*THE RECORDS*
--------------------------------------------------

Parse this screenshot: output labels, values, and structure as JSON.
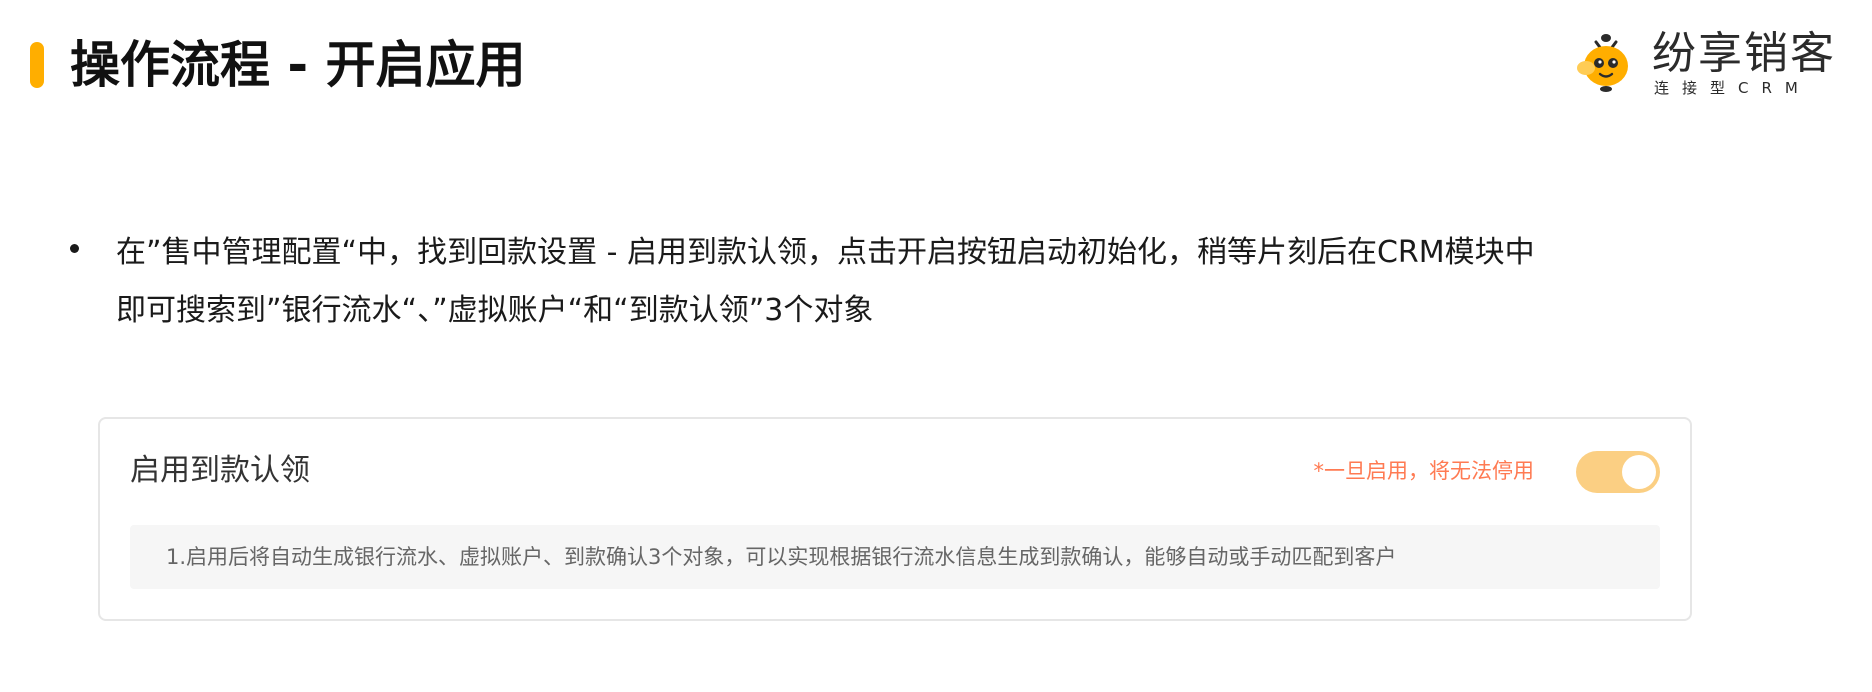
{
  "header": {
    "title": "操作流程 - 开启应用",
    "accent_color": "#FFAE00"
  },
  "logo": {
    "icon": "bee-mascot-icon",
    "name": "纷享销客",
    "tagline": "连接型CRM"
  },
  "content": {
    "bullet_lines": [
      "在”售中管理配置“中，找到回款设置 - 启用到款认领，点击开启按钮启动初始化，稍等片刻后在CRM模块中",
      "即可搜索到”银行流水“、”虚拟账户“和“到款认领”3个对象"
    ]
  },
  "card": {
    "title": "启用到款认领",
    "warning": "*一旦启用，将无法停用",
    "toggle_on": true,
    "toggle_color": "#FBCF83",
    "warning_color": "#FF7A52",
    "description": "1.启用后将自动生成银行流水、虚拟账户、到款确认3个对象，可以实现根据银行流水信息生成到款确认，能够自动或手动匹配到客户"
  }
}
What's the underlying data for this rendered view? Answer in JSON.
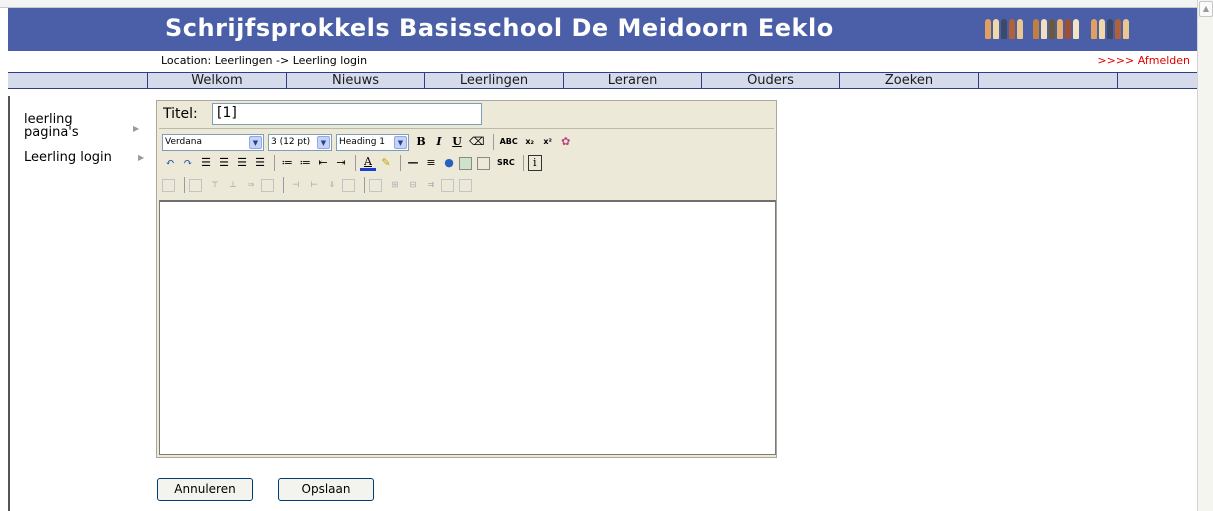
{
  "header": {
    "title": "Schrijfsprokkels Basisschool De Meidoorn Eeklo"
  },
  "location": {
    "text": "Location: Leerlingen -> Leerling login",
    "logout": ">>>> Afmelden"
  },
  "nav": {
    "items": [
      "Welkom",
      "Nieuws",
      "Leerlingen",
      "Leraren",
      "Ouders",
      "Zoeken"
    ]
  },
  "sidebar": {
    "items": [
      {
        "label_line1": "leerling",
        "label_line2": "pagina's"
      },
      {
        "label_line1": "Leerling login"
      }
    ]
  },
  "editor": {
    "title_label": "Titel:",
    "title_value": "[1]",
    "font_family": "Verdana",
    "font_size": "3 (12 pt)",
    "block_format": "Heading 1",
    "content": ""
  },
  "buttons": {
    "cancel": "Annuleren",
    "save": "Opslaan"
  },
  "colors": {
    "banner": "#4a5fa7",
    "nav_bg": "#d6dbec",
    "logout": "#e00000",
    "editor_bg": "#ece9d8"
  }
}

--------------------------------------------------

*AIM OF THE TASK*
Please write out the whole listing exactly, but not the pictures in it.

*COMPLETED EXERCISE*
Parse this screenshot: output labels, values, and structure as JSON.
{
  "header": {
    "title": "操作流程 - 开启应用",
    "accent_color": "#FFAE00"
  },
  "logo": {
    "icon": "bee-mascot-icon",
    "name": "纷享销客",
    "tagline": "连接型CRM"
  },
  "content": {
    "bullet_lines": [
      "在”售中管理配置“中，找到回款设置 - 启用到款认领，点击开启按钮启动初始化，稍等片刻后在CRM模块中",
      "即可搜索到”银行流水“、”虚拟账户“和“到款认领”3个对象"
    ]
  },
  "card": {
    "title": "启用到款认领",
    "warning": "*一旦启用，将无法停用",
    "toggle_on": true,
    "toggle_color": "#FBCF83",
    "warning_color": "#FF7A52",
    "description": "1.启用后将自动生成银行流水、虚拟账户、到款确认3个对象，可以实现根据银行流水信息生成到款确认，能够自动或手动匹配到客户"
  }
}
What's the underlying data for this rendered view? Answer in JSON.
{
  "header": {
    "title": "Schrijfsprokkels Basisschool De Meidoorn Eeklo"
  },
  "location": {
    "text": "Location: Leerlingen -> Leerling login",
    "logout": ">>>> Afmelden"
  },
  "nav": {
    "items": [
      "Welkom",
      "Nieuws",
      "Leerlingen",
      "Leraren",
      "Ouders",
      "Zoeken"
    ]
  },
  "sidebar": {
    "items": [
      {
        "label_line1": "leerling",
        "label_line2": "pagina's"
      },
      {
        "label_line1": "Leerling login"
      }
    ]
  },
  "editor": {
    "title_label": "Titel:",
    "title_value": "[1]",
    "font_family": "Verdana",
    "font_size": "3 (12 pt)",
    "block_format": "Heading 1",
    "content": ""
  },
  "buttons": {
    "cancel": "Annuleren",
    "save": "Opslaan"
  },
  "colors": {
    "banner": "#4a5fa7",
    "nav_bg": "#d6dbec",
    "logout": "#e00000",
    "editor_bg": "#ece9d8"
  }
}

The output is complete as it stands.